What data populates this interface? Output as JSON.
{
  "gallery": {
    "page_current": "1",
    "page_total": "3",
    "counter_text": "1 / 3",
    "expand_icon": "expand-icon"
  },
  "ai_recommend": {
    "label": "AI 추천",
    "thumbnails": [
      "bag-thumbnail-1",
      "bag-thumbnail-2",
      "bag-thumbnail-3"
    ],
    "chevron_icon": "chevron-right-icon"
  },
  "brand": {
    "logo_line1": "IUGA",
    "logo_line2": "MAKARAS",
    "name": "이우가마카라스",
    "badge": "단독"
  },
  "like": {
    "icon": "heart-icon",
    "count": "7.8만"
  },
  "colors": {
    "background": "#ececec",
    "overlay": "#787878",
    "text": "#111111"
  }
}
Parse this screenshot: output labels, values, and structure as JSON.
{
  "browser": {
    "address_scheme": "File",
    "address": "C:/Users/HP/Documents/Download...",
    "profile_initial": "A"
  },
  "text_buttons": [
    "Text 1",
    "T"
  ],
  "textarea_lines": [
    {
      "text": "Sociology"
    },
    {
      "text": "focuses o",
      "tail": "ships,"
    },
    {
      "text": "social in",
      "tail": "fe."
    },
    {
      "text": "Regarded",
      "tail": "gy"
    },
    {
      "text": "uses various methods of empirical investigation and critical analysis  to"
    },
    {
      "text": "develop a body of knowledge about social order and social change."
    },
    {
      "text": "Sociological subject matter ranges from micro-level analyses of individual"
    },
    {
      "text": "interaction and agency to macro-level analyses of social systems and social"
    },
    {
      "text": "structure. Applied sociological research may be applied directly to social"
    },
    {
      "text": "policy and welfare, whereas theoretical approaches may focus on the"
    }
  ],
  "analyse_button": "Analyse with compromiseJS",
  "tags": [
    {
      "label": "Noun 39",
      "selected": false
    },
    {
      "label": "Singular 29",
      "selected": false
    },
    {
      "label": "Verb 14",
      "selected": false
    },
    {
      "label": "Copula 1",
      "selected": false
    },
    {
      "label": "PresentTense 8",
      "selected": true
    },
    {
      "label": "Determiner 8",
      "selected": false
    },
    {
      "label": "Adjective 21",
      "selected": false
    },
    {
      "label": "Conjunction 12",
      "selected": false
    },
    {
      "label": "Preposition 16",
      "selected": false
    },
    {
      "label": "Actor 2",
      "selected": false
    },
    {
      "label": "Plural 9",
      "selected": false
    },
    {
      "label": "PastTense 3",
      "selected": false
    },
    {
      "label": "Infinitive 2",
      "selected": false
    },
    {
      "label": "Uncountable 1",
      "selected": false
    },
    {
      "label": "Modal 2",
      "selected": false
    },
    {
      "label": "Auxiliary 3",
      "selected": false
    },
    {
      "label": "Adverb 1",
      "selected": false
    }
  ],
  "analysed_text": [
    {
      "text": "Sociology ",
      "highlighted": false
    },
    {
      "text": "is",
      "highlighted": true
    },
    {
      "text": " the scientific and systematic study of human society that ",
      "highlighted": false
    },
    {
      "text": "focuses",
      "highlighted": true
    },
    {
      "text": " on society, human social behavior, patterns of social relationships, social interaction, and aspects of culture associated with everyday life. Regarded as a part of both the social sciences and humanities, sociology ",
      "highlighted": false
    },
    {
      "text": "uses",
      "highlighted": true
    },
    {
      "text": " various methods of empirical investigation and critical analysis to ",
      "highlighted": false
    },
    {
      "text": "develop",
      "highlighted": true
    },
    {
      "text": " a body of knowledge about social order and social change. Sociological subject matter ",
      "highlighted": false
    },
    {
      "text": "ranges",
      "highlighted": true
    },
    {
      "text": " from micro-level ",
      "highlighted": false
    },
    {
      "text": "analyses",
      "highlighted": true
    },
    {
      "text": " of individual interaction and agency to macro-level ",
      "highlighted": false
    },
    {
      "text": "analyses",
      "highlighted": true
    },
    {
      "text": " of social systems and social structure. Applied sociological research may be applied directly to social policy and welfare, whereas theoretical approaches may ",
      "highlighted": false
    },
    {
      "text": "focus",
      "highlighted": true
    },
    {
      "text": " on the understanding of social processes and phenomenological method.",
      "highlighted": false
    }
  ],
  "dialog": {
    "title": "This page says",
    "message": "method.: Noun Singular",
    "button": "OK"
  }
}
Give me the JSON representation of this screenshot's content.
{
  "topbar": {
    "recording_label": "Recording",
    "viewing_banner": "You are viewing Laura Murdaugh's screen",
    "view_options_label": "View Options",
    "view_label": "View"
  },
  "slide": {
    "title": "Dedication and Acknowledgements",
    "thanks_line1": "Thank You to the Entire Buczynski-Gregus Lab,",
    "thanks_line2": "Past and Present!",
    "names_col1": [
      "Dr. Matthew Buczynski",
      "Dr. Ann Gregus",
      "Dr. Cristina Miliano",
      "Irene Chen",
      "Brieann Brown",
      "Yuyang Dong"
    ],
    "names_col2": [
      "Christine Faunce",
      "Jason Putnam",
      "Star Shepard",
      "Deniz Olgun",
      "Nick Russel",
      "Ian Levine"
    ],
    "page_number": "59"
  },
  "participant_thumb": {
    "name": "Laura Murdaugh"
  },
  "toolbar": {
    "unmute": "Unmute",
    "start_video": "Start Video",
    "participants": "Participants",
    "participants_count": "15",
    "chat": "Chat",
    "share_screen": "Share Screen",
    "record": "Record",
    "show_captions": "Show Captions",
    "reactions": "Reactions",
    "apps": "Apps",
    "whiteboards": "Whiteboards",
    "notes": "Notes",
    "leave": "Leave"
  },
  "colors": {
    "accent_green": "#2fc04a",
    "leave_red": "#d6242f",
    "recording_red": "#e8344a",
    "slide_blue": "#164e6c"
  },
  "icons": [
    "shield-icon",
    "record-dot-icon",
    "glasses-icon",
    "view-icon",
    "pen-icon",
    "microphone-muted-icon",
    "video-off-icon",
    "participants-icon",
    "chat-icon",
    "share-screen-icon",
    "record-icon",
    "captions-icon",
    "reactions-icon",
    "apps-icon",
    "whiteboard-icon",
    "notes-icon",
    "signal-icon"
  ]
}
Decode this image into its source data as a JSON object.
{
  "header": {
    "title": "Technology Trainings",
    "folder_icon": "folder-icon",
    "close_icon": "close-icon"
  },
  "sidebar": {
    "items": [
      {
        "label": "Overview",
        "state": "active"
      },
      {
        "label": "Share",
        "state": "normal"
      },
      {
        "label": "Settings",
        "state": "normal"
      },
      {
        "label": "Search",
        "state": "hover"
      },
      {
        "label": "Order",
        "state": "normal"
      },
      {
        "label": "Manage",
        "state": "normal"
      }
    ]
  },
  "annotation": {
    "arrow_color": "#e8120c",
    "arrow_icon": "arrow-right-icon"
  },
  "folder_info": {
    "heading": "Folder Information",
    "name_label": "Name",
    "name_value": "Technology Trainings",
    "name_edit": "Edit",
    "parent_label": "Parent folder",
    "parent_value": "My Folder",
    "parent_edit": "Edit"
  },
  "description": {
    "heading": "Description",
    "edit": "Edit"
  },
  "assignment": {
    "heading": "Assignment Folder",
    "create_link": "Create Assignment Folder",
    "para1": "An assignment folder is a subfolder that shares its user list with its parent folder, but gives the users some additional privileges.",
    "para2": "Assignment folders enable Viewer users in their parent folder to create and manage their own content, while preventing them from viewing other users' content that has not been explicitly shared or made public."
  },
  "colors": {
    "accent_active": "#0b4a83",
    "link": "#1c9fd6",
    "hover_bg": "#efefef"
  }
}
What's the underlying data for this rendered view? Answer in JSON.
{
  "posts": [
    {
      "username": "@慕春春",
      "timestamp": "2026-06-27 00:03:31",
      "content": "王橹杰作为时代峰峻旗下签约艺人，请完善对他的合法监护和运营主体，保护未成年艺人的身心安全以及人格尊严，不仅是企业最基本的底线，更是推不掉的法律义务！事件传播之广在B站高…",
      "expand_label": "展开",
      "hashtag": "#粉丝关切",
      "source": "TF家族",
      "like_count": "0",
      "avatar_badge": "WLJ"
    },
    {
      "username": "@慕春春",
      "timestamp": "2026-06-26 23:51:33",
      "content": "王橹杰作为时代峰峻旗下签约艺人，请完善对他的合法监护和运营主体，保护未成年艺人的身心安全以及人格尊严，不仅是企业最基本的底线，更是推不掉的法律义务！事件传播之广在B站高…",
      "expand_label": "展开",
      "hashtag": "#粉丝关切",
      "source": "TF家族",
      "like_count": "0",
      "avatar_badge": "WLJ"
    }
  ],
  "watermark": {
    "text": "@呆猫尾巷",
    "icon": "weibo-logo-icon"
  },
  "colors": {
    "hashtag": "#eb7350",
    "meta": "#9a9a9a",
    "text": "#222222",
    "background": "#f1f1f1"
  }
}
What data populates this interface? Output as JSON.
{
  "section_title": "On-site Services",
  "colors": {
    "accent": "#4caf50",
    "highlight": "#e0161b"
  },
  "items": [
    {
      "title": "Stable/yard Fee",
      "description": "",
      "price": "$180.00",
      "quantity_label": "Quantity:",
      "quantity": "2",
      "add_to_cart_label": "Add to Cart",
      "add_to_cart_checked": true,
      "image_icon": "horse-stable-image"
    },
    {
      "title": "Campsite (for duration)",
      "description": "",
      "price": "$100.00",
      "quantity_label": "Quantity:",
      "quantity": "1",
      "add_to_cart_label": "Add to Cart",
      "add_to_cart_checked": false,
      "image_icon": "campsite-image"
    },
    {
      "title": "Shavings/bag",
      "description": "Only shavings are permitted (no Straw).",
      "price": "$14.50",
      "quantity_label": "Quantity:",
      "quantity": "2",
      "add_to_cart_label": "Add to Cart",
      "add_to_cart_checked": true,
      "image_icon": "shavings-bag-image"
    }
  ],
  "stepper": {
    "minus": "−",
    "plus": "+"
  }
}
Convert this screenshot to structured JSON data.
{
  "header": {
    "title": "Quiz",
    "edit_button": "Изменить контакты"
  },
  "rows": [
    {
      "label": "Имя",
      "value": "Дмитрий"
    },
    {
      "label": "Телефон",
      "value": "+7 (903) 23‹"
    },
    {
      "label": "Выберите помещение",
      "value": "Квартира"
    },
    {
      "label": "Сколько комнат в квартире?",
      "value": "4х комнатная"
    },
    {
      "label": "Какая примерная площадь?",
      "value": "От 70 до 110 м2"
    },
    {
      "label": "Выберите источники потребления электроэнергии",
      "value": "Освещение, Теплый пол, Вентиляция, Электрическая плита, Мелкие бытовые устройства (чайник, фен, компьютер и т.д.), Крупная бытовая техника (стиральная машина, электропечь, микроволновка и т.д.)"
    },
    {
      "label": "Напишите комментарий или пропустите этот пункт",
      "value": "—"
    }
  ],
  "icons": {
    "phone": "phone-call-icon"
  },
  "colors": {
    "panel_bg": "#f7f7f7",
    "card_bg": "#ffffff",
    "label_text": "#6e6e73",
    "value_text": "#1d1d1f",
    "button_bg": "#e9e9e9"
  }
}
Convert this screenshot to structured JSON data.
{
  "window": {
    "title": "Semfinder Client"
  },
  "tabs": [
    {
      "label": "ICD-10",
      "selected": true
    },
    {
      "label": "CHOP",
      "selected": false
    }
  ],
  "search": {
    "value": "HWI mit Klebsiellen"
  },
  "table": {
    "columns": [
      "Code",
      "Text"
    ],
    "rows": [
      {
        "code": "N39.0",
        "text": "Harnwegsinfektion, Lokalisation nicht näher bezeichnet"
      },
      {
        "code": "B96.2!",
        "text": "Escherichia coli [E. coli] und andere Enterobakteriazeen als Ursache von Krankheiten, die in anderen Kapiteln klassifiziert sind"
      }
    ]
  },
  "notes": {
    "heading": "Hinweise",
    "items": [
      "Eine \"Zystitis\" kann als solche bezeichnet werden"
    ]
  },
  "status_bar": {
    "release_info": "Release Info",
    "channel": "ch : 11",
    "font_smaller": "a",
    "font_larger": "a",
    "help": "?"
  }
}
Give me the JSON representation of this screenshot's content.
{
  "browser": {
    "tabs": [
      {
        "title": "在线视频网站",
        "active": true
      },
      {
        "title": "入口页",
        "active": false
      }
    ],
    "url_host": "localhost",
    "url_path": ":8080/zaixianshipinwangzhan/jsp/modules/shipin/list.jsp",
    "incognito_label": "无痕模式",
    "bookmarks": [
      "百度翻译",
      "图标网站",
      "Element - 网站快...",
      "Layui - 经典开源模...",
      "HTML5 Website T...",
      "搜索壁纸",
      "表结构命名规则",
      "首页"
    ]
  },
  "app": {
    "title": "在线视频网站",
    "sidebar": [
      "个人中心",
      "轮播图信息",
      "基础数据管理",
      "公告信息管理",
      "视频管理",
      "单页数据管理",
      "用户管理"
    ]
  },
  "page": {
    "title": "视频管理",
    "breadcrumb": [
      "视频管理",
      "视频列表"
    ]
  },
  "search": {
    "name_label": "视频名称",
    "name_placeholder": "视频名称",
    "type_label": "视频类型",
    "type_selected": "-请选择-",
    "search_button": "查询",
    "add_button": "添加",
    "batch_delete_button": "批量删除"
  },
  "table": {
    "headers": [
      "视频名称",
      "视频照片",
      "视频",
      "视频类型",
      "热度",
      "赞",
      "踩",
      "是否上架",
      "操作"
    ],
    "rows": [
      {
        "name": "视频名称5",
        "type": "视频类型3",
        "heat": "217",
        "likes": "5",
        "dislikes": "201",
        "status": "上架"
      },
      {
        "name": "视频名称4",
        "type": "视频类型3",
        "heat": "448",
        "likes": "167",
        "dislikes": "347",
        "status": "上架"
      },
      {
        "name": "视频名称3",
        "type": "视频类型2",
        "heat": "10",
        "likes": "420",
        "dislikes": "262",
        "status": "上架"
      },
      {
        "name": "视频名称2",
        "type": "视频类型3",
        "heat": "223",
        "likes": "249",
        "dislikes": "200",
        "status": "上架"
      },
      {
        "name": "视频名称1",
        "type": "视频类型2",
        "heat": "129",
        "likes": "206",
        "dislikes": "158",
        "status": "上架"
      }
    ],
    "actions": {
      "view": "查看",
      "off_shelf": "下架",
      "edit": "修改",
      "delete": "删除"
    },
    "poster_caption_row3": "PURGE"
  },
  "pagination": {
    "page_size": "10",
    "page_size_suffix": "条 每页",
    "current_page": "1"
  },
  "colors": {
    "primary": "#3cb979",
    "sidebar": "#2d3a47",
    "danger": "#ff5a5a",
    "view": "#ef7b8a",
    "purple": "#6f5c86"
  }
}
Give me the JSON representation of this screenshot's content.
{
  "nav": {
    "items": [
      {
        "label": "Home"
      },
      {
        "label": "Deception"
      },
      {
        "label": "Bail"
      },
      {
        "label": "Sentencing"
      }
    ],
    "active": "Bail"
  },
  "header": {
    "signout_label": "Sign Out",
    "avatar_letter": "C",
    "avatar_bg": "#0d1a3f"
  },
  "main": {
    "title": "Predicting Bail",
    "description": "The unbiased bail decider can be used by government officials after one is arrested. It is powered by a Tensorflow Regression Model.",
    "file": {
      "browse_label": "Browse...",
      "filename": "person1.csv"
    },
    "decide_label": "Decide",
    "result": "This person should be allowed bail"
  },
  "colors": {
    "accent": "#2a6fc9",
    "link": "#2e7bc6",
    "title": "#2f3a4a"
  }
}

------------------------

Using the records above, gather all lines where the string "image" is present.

SOLUTION FOR THIS EXERCISE:
Decode this image into its source data as a JSON object.
      "image_icon": "horse-stable-image"
      "image_icon": "campsite-image"
      "image_icon": "shavings-bag-image"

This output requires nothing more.